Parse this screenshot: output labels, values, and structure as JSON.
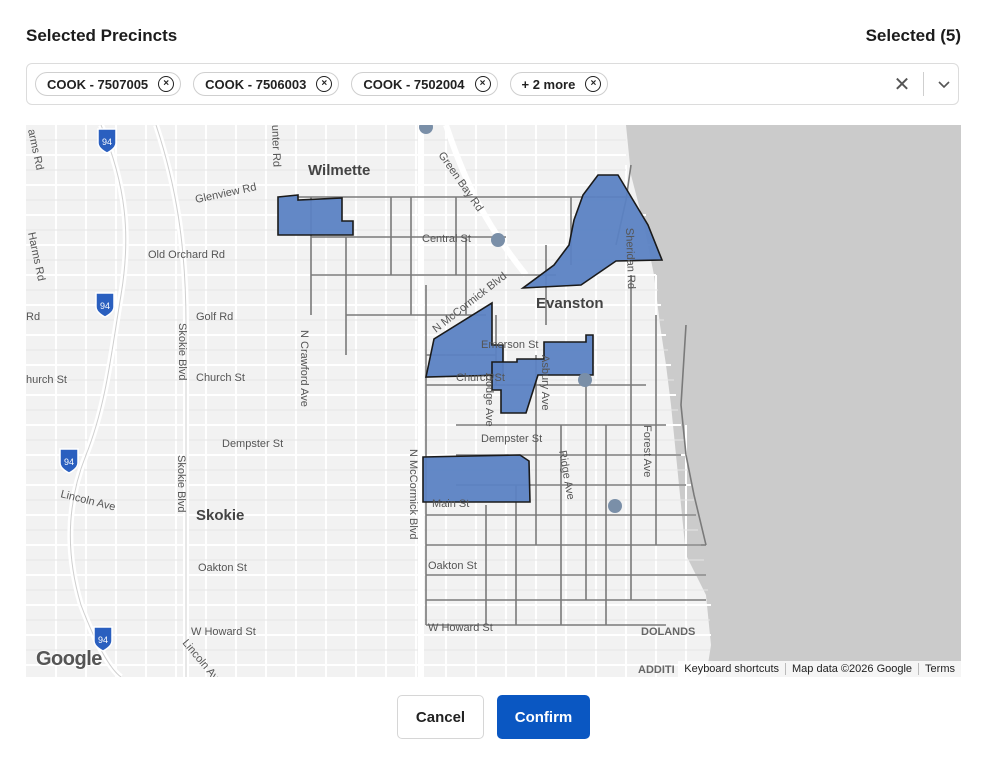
{
  "header": {
    "title": "Selected Precincts",
    "count_label": "Selected (5)"
  },
  "selector": {
    "chips": [
      "COOK - 7507005",
      "COOK - 7506003",
      "COOK - 7502004",
      "+ 2 more"
    ],
    "remove_glyph": "×",
    "clear_glyph": "✕"
  },
  "map": {
    "places": {
      "wilmette": "Wilmette",
      "evanston": "Evanston",
      "skokie": "Skokie",
      "dolands": "DOLANDS",
      "additi": "ADDITI"
    },
    "streets": {
      "glenview": "Glenview Rd",
      "old_orchard": "Old Orchard Rd",
      "golf": "Golf Rd",
      "church_w": "hurch St",
      "dempster_w": "Dempster St",
      "lincoln": "Lincoln Ave",
      "oakton_w": "Oakton St",
      "howard_w": "W Howard St",
      "lincoln_s": "Lincoln Ave",
      "harms": "Harms Rd",
      "harms2": "arms Rd",
      "rd_left": "Rd",
      "skokie_blvd": "Skokie Blvd",
      "skokie_blvd2": "Skokie Blvd",
      "crawford": "N Crawford Ave",
      "mccormick_s": "N McCormick Blvd",
      "mccormick_n": "N McCormick Blvd",
      "green_bay": "Green Bay Rd",
      "central": "Central St",
      "emerson": "Emerson St",
      "church_e": "Church St",
      "dodge": "Dodge Ave",
      "asbury": "Asbury Ave",
      "dempster_e": "Dempster St",
      "ridge": "Ridge Ave",
      "main": "Main St",
      "oakton_e": "Oakton St",
      "howard_e": "W Howard St",
      "forest": "Forest Ave",
      "sheridan": "Sheridan Rd",
      "hunter": "unter Rd"
    },
    "shields": [
      "94",
      "94",
      "94",
      "94"
    ],
    "selected_fill": "#5b82c3",
    "water_color": "#c9c9c9",
    "attribution": {
      "shortcuts": "Keyboard shortcuts",
      "data": "Map data ©2026 Google",
      "terms": "Terms"
    },
    "logo": "Google"
  },
  "footer": {
    "cancel_label": "Cancel",
    "confirm_label": "Confirm"
  }
}
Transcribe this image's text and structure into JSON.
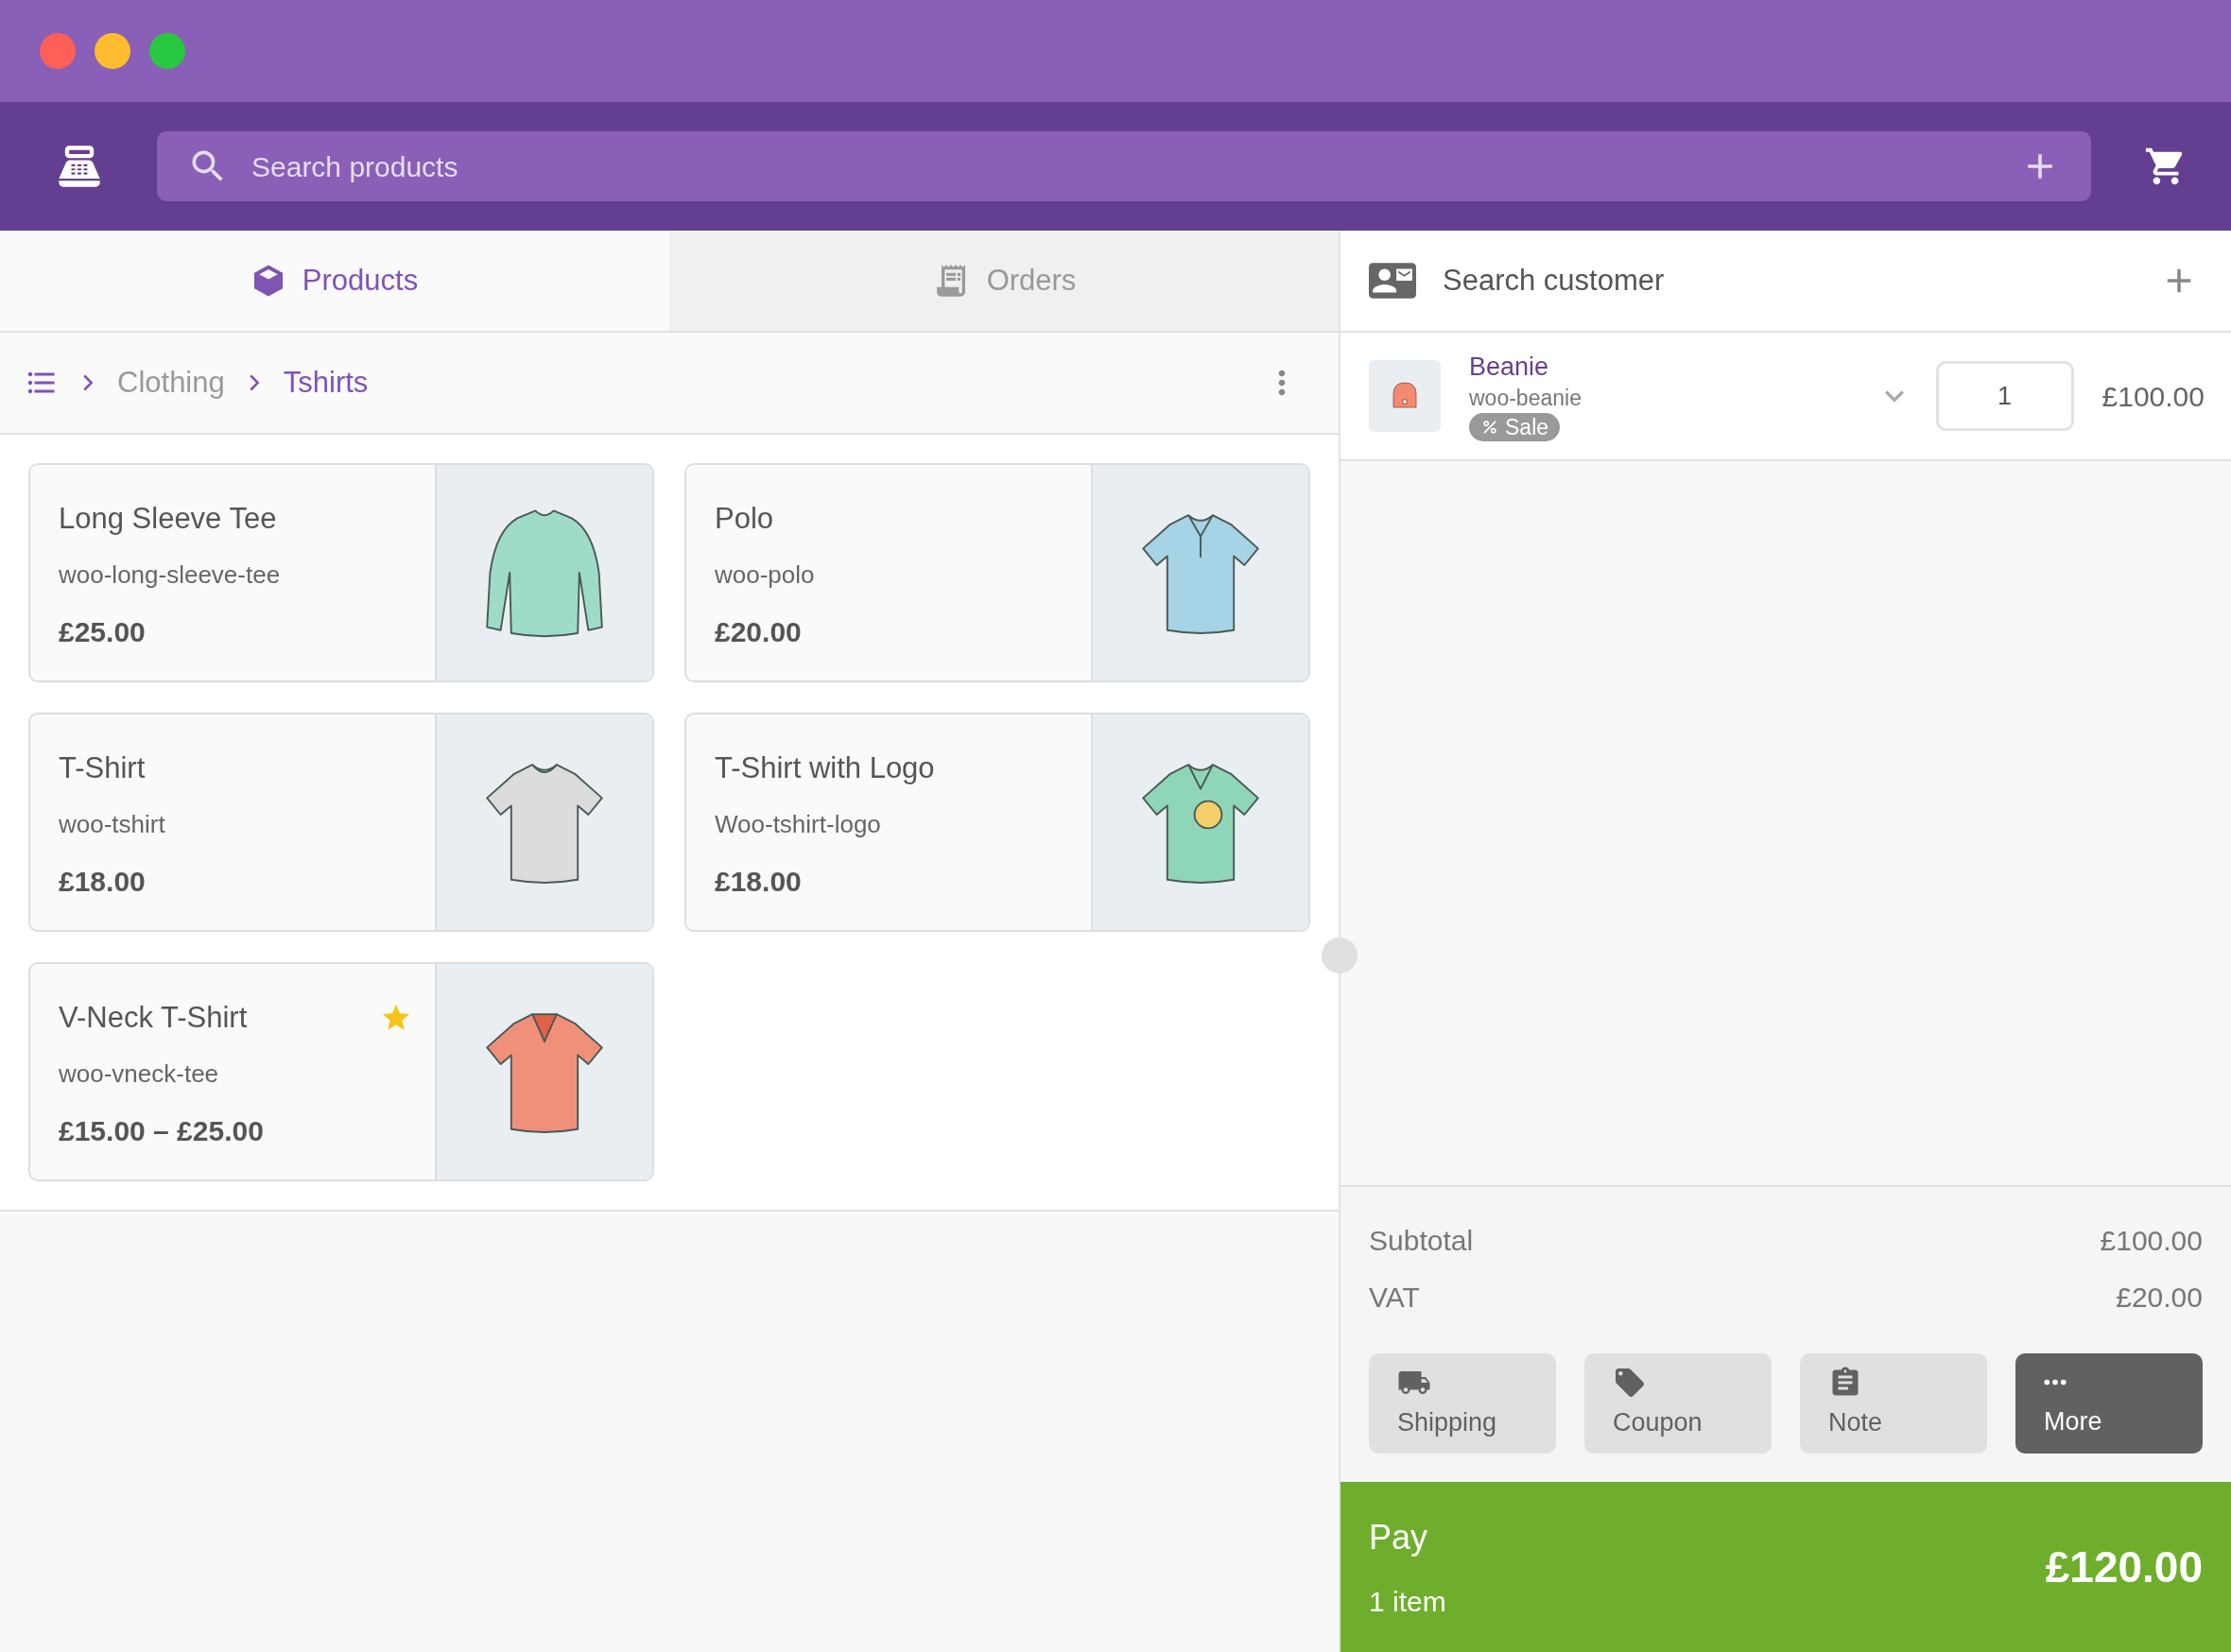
{
  "header": {
    "search": {
      "placeholder": "Search products"
    }
  },
  "tabs": [
    {
      "label": "Products",
      "kind": "products",
      "selected": true
    },
    {
      "label": "Orders",
      "kind": "orders",
      "selected": false
    }
  ],
  "breadcrumb": [
    {
      "label": "Clothing",
      "current": false
    },
    {
      "label": "Tshirts",
      "current": true
    }
  ],
  "products": [
    {
      "name": "Long Sleeve Tee",
      "sku": "woo-long-sleeve-tee",
      "price": "£25.00",
      "featured": false,
      "kind": "long_sleeve",
      "color": "#9fdcc8"
    },
    {
      "name": "Polo",
      "sku": "woo-polo",
      "price": "£20.00",
      "featured": false,
      "kind": "polo",
      "color": "#a6d3e6"
    },
    {
      "name": "T-Shirt",
      "sku": "woo-tshirt",
      "price": "£18.00",
      "featured": false,
      "kind": "tshirt",
      "color": "#dcdcdc"
    },
    {
      "name": "T-Shirt with Logo",
      "sku": "Woo-tshirt-logo",
      "price": "£18.00",
      "featured": false,
      "kind": "logo",
      "color": "#8fd6b8"
    },
    {
      "name": "V-Neck T-Shirt",
      "sku": "woo-vneck-tee",
      "price": "£15.00 – £25.00",
      "featured": true,
      "kind": "vneck",
      "color": "#f0907a"
    }
  ],
  "customer": {
    "placeholder": "Search customer"
  },
  "cart": [
    {
      "name": "Beanie",
      "sku": "woo-beanie",
      "badge": "Sale",
      "quantity": "1",
      "price": "£100.00"
    }
  ],
  "totals": [
    {
      "label": "Subtotal",
      "value": "£100.00"
    },
    {
      "label": "VAT",
      "value": "£20.00"
    }
  ],
  "actions": [
    {
      "label": "Shipping",
      "kind": "shipping"
    },
    {
      "label": "Coupon",
      "kind": "coupon"
    },
    {
      "label": "Note",
      "kind": "note"
    },
    {
      "label": "More",
      "kind": "more"
    }
  ],
  "pay": {
    "label": "Pay",
    "count": "1 item",
    "total": "£120.00"
  }
}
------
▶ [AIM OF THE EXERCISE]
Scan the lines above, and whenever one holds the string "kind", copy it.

▶ [RESULT OF THIS TASK]
      "kind": "products",
      "kind": "orders",
      "kind": "long_sleeve",
      "kind": "polo",
      "kind": "tshirt",
      "kind": "logo",
      "kind": "vneck",
      "kind": "shipping"
      "kind": "coupon"
      "kind": "note"
      "kind": "more"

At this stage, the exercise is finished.